Write out the entries again exactly as they are given.

★ ★ ★ ★

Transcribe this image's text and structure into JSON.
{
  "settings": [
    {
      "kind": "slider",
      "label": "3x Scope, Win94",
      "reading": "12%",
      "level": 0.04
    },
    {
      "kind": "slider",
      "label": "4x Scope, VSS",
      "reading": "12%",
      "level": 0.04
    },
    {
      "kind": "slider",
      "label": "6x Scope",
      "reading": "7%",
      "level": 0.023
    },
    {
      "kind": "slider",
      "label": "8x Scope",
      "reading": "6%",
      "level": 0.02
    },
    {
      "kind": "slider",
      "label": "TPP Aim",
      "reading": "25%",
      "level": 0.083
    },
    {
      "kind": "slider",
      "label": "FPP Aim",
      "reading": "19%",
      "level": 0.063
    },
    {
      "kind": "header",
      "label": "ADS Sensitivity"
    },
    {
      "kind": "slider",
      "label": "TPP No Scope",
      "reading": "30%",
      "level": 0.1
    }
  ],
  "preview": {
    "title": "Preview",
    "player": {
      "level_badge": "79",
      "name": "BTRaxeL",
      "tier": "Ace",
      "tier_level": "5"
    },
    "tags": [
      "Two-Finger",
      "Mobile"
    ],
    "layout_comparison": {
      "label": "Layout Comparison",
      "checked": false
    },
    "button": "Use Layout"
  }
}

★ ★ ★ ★

* Finished task *
Transcribe this image's text and structure into JSON.
{
  "settings": [
    {
      "kind": "slider",
      "label": "3x Scope, Win94",
      "reading": "12%",
      "level": 0.04
    },
    {
      "kind": "slider",
      "label": "4x Scope, VSS",
      "reading": "12%",
      "level": 0.04
    },
    {
      "kind": "slider",
      "label": "6x Scope",
      "reading": "7%",
      "level": 0.023
    },
    {
      "kind": "slider",
      "label": "8x Scope",
      "reading": "6%",
      "level": 0.02
    },
    {
      "kind": "slider",
      "label": "TPP Aim",
      "reading": "25%",
      "level": 0.083
    },
    {
      "kind": "slider",
      "label": "FPP Aim",
      "reading": "19%",
      "level": 0.063
    },
    {
      "kind": "header",
      "label": "ADS Sensitivity"
    },
    {
      "kind": "slider",
      "label": "TPP No Scope",
      "reading": "30%",
      "level": 0.1
    }
  ],
  "preview": {
    "title": "Preview",
    "player": {
      "level_badge": "79",
      "name": "BTRaxeL",
      "tier": "Ace",
      "tier_level": "5"
    },
    "tags": [
      "Two-Finger",
      "Mobile"
    ],
    "layout_comparison": {
      "label": "Layout Comparison",
      "checked": false
    },
    "button": "Use Layout"
  }
}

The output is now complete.